Empathy is a choice, and it’s a vulnerable choice. In order to connect to you, I have to connect to something in myself that knows that feeling. Brene Brown
The other evening, my mother and I were at the Grille, waiting for sunset. We were sitting on the sea wall, enjoying the moment, while people mulled around us. As I have seen many times, out of the blue the woman sitting next to my mother started to speak. I saw my mother close in a bit, while maintaining a semblance of politeness, as the woman began to share the most intimate details of her life. I could see in my minds eye a cloud emanating from the woman and enveloping my mother. This continued for a few minutes, and our original intent to find some peace and relaxation was marred. Finally, just before sunset, the woman left. I looked at my mother, and I said what I always do. Why do people talk to you so?
It seems in my family, the woman have this trait. Perhaps it’s because of a natural affinity to healing (I am the 4th generation I know to be in the medical field or periphery), and we all share an inclination towards caring “too much.” Wherever we go, we tend to have people open up to us, revealing things you’d think a stranger would not. Things that may be uncomfortable for us to hear and process, but we are there to receive, offer consolation, words of support, and more often than not, the person leaves feeling a bit better.
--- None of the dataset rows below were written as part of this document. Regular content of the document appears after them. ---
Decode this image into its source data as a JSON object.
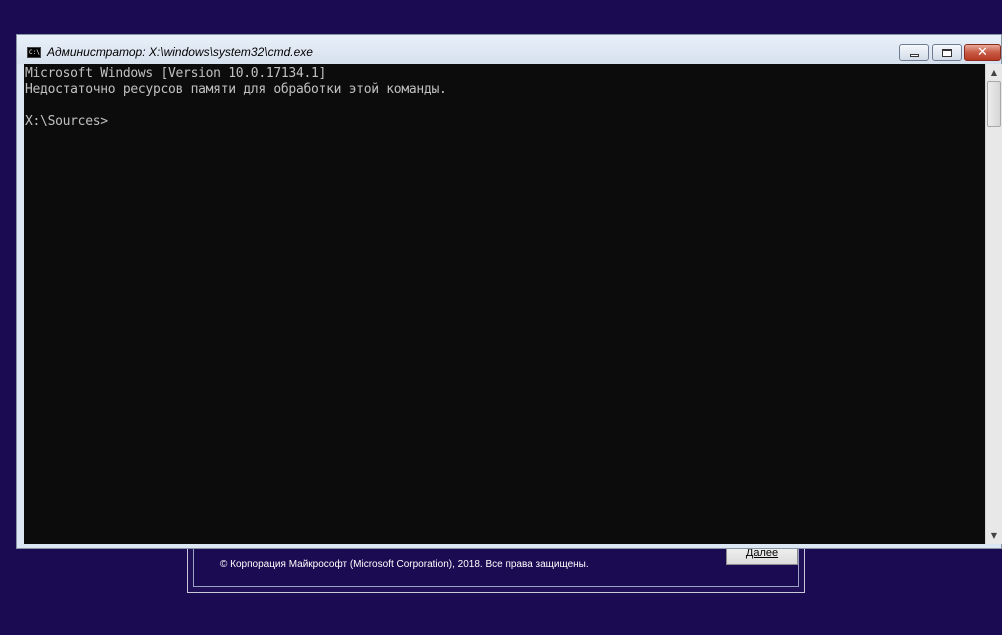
{
  "background_setup": {
    "copyright": "© Корпорация Майкрософт (Microsoft Corporation), 2018. Все права защищены.",
    "next_button": "Далее"
  },
  "window": {
    "title": "Администратор: X:\\windows\\system32\\cmd.exe",
    "icon": "cmd-icon",
    "close_glyph": "✕"
  },
  "console": {
    "lines": [
      "Microsoft Windows [Version 10.0.17134.1]",
      "Недостаточно ресурсов памяти для обработки этой команды.",
      "",
      "X:\\Sources>"
    ]
  },
  "scrollbar": {
    "up_arrow": "▲",
    "down_arrow": "▼"
  },
  "colors": {
    "desktop": "#1b0b52",
    "console_bg": "#0c0c0c",
    "console_fg": "#c0c0c0"
  }
}
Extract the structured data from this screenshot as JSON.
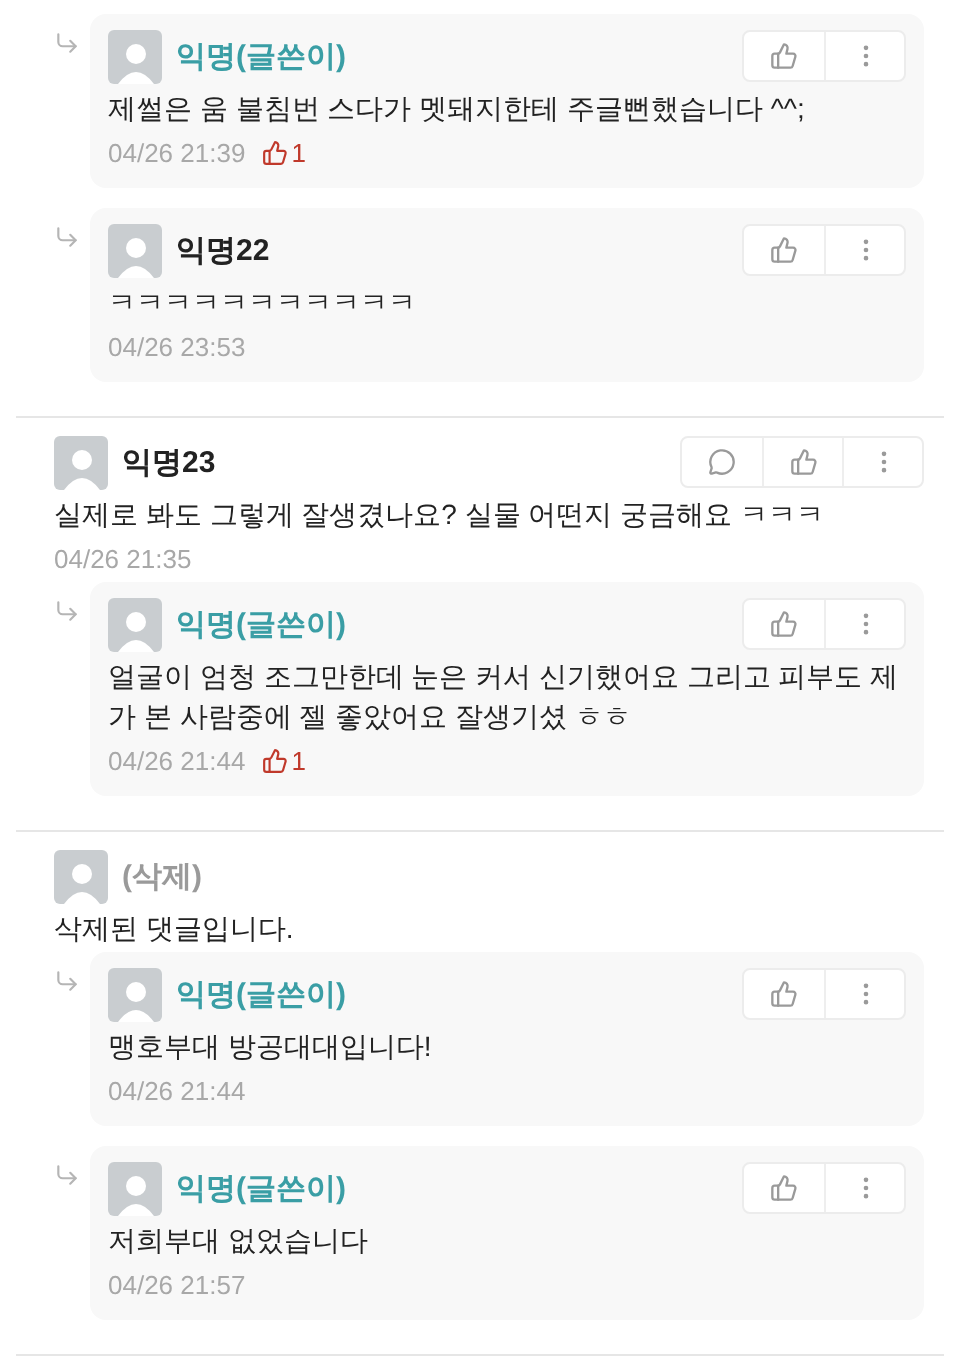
{
  "comments": [
    {
      "kind": "reply",
      "author": "익명(글쓴이)",
      "is_writer": true,
      "deleted": false,
      "body": "제썰은 움 불침번 스다가 멧돼지한테 주글뻔했습니다 ^^;",
      "time": "04/26 21:39",
      "likes": "1"
    },
    {
      "kind": "reply",
      "author": "익명22",
      "is_writer": false,
      "deleted": false,
      "body": "ㅋㅋㅋㅋㅋㅋㅋㅋㅋㅋㅋ",
      "time": "04/26 23:53"
    },
    {
      "kind": "comment",
      "author": "익명23",
      "is_writer": false,
      "deleted": false,
      "body": "실제로 봐도 그렇게 잘생겼나요? 실물 어떤지 궁금해요 ㅋㅋㅋ",
      "time": "04/26 21:35"
    },
    {
      "kind": "reply",
      "author": "익명(글쓴이)",
      "is_writer": true,
      "deleted": false,
      "body": "얼굴이 엄청 조그만한데 눈은 커서 신기했어요 그리고 피부도 제가 본 사람중에 젤 좋았어요 잘생기셨 ㅎㅎ",
      "time": "04/26 21:44",
      "likes": "1"
    },
    {
      "kind": "comment",
      "author": "(삭제)",
      "is_writer": false,
      "deleted": true,
      "body": "삭제된 댓글입니다."
    },
    {
      "kind": "reply",
      "author": "익명(글쓴이)",
      "is_writer": true,
      "deleted": false,
      "body": "맹호부대 방공대대입니다!",
      "time": "04/26 21:44"
    },
    {
      "kind": "reply",
      "author": "익명(글쓴이)",
      "is_writer": true,
      "deleted": false,
      "body": "저희부대 없었습니다",
      "time": "04/26 21:57"
    }
  ]
}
Are we like lighthouses in a storm?
This sounds innocuous, except over time, the feelings that have been downloaded can be too much. The imagery too much. The woman who spoke to me about her three ex boyfriends who physically abused her, in grim detail, and how she finally got away and now seeks to help others escape. Inspiring, and a beautiful soul, but now I have that imagery to deal with, to forget from my minds eye the pain I saw and felt inflicted on the woman who spoke of them. The image of the girl in the parking lot, who by mistake slammed her hand in the car door, feeling in my hand the crunch of her bone and her screams of pain reverberating in my head while her father quickly drove her to the hospital.
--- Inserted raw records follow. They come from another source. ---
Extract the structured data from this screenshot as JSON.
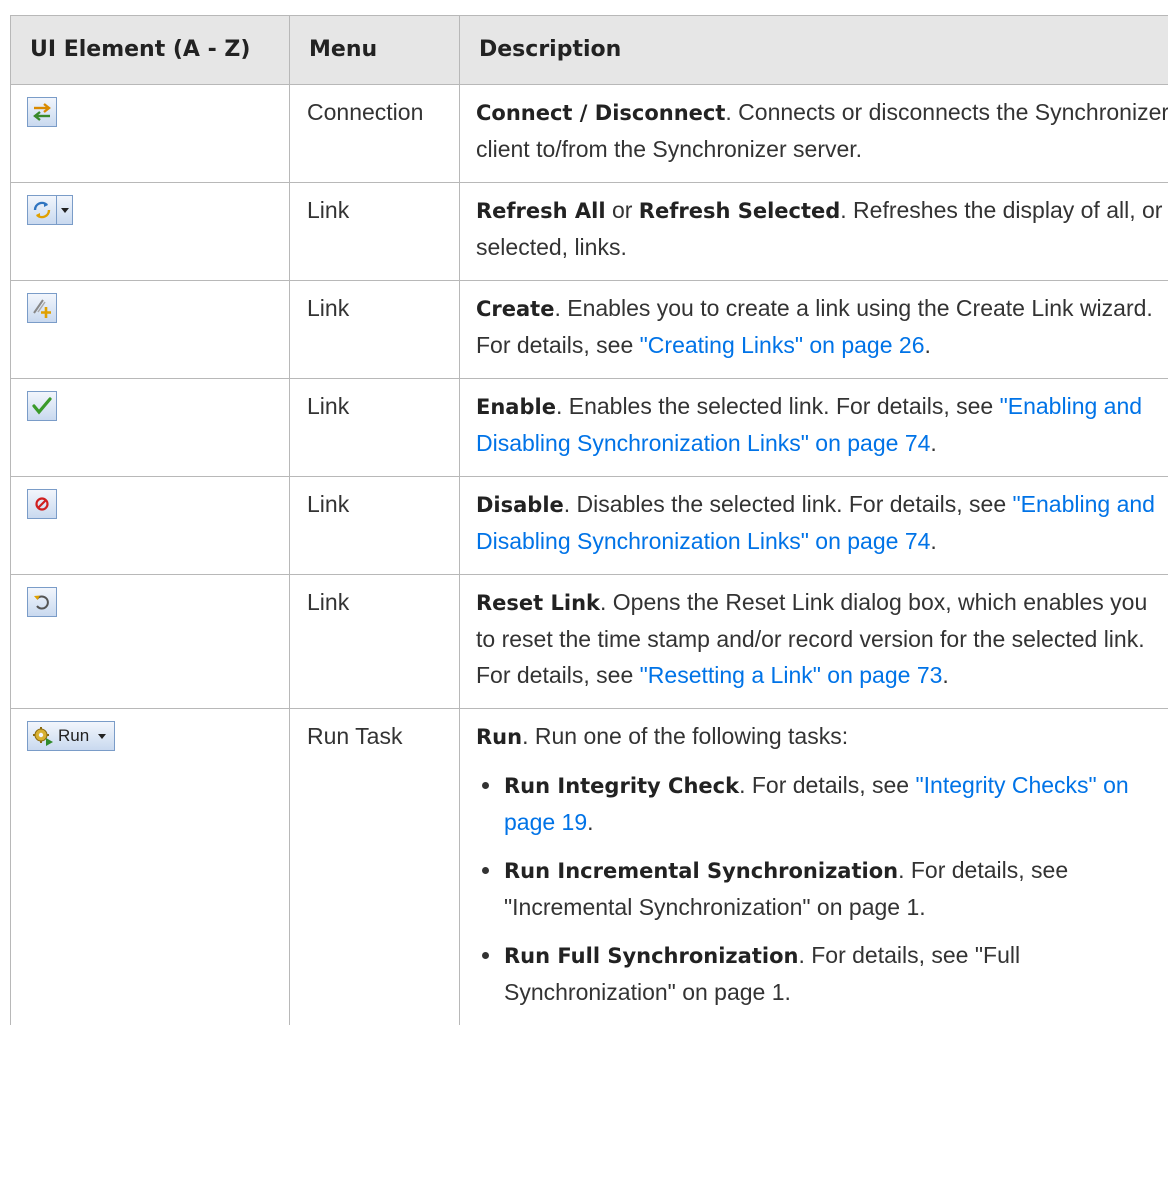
{
  "headers": [
    "UI Element (A - Z)",
    "Menu",
    "Description"
  ],
  "rows": [
    {
      "icon": "connect-disconnect-icon",
      "menu": "Connection",
      "title": "Connect / Disconnect",
      "text": ". Connects or disconnects the Synchronizer client to/from the Synchronizer server."
    },
    {
      "icon": "refresh-icon",
      "menu": "Link",
      "title": "Refresh All",
      "or": " or ",
      "title2": "Refresh Selected",
      "text": ". Refreshes the display of all, or selected, links."
    },
    {
      "icon": "create-link-icon",
      "menu": "Link",
      "title": "Create",
      "text": ". Enables you to create a link using the Create Link wizard. For details, see ",
      "link": "\"Creating Links\" on page 26",
      "end": "."
    },
    {
      "icon": "enable-check-icon",
      "menu": "Link",
      "title": "Enable",
      "text": ". Enables the selected link. For details, see ",
      "link": "\"Enabling and Disabling Synchronization Links\" on page 74",
      "end": "."
    },
    {
      "icon": "disable-icon",
      "menu": "Link",
      "title": "Disable",
      "text": ". Disables the selected link. For details, see ",
      "link": "\"Enabling and Disabling Synchronization Links\" on page 74",
      "end": "."
    },
    {
      "icon": "reset-link-icon",
      "menu": "Link",
      "title": "Reset Link",
      "text": ". Opens the Reset Link dialog box, which enables you to reset the time stamp and/or record version for the selected link. For details, see ",
      "link": "\"Resetting a Link\" on page 73",
      "end": "."
    },
    {
      "icon": "run-gear-icon",
      "run_label": "Run",
      "menu": "Run Task",
      "title": "Run",
      "text": ". Run one of the following tasks:",
      "bullets": [
        {
          "title": "Run Integrity Check",
          "text": ". For details, see ",
          "link": "\"Integrity Checks\" on page 19",
          "end": "."
        },
        {
          "title": "Run Incremental Synchronization",
          "text": ". For details, see \"Incremental Synchronization\" on page 1."
        },
        {
          "title": "Run Full Synchronization",
          "text": ". For details, see \"Full Synchronization\" on page 1."
        }
      ]
    }
  ]
}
If I sound heartless, it’s because sometimes I am. I have to be. Empathy is one of the most powerful gifts, and as with all gifts, it can overwhelm when received in abundance. Some days I am inundated with so much emotion, I have to try to stop it by shutting down, to not care, and sometimes, I do this in a harsh manner and lash out at the source to stop the overwhelming turmoil, so I can function. All the while reminding myself that we are here to help, to be kind, and to spread love wherever we go, and I should be the vessel to receive and give. But sometimes, it is too much feeling, not of my own, and I cannot go on carrying it with everything else that is my own.
Here is an excerpt from a tale inspired by my Irish roots and my affinity for the sea. It describes one way I visualize stopping the torrent of emotion in a situation that is hopeless to change as is. I hope you enjoy.
“The wizened warrior looked out to the dark and threatening storm brewing, the large waves crashing far below the cliff edge where she stood. At her feet, the maiden was bent over, on her knees, her platinum blonde hair streaming behind her shoulders in the wild wind. Tears fell from her cheeks to the earth below.
“How do I make it stop? How do I cease to care?”
With a sigh, the woman knelt next to the girl. She gently took the girl’s chin into her hand, a hand that had seen many battles during her days. Her hazel eyes softened as she pushed strands of hair from the girl’s blue eyes.
“You take your heart, the one that cares, the one that is bleeding. Lift it up, and with your sword hand, withdraw the sharp blade of truth from its sheath. Use the blade to sever the arteries, the veins, the ties. Heat the blade in the eternal flame of love till it burns true, and use it to cauterize the wound. Let your tears of grief cool the skin, till there is nothing but a scar in its place. Throw the heart behind you, to the ground, and walk away, head held high, my child. Warriors use pain to make us stronger. Our scars are memories of things that no longer serve us. Remember them for the lessons you have learned, and the strength they have given, with gratitude, grace, and love.”
She kissed the girl’s forehead and stood up, taking the girl’s hand in hers and pulled her softly to her feet.
“Come. We must prepare. The next challenge is facing us, and the skies tell me there will be much adversity before we see our way clear home.””